Sticky bit permits only the owner to delete the file. And this feature is named "security", well let say someone has a file important.txt, it has sticky bit set on. Now I can just perform : echo "" > important.txt and the user will loose all his important data. So what kind of "security" we're talking about ? I see no real value of using "sticky bit".
The sticky bit is intended for directories, not regular files. This is mainly used when users are granted permission to files within a directory via the group permissions on that directory.
Here is a scenario that might explain it better. The users dev1 and dev2 are both in the group developers. Both users own files in the directory /tmp/developers. The /tmp/developers directory is owned by the user root and the group developers and the permissions are rwxrwx---. In this scenario, the ability to delete files in a directory are controlled by the directory permissions, not by individual files inside the directory. With these permissions, it is possible for users dev1 and dev2 to delete each others files. They are essentially modifying the directory contents, not the files themselves.

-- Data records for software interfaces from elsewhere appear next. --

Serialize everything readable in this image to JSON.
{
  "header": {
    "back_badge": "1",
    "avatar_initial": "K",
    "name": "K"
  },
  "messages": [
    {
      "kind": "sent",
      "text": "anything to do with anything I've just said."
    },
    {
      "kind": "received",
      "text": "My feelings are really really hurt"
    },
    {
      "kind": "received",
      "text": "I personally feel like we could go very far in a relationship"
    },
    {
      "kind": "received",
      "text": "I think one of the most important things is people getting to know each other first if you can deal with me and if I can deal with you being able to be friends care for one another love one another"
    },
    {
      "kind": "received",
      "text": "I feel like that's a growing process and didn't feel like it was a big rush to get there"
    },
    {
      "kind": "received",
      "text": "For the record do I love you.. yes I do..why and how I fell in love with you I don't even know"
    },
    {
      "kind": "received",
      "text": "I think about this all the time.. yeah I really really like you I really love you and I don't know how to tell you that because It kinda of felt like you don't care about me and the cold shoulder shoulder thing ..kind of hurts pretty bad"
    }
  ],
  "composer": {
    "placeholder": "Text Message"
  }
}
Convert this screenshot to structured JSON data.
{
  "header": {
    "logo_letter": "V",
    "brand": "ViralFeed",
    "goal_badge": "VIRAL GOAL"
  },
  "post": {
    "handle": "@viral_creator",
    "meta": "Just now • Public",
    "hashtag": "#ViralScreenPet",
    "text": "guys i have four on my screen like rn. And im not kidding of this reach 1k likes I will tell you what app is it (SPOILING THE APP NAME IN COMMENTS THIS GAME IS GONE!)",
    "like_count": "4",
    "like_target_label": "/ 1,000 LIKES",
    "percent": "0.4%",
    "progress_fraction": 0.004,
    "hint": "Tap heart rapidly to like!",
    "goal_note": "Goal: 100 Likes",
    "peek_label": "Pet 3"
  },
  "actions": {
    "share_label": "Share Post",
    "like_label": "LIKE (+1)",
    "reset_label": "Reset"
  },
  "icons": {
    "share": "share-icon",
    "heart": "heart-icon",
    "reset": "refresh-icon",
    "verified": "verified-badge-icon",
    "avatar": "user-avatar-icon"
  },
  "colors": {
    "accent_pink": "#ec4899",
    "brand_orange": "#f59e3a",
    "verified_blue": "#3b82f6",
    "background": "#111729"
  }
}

To protect files from deletion by other users you would use the sticky bit (chmod +t /tmp/developers). If you wanted to prevent another user from overwriting individual files you would use standard linux file permissions. (something like chmod 640 important.txt, or chmod g-w important.txt).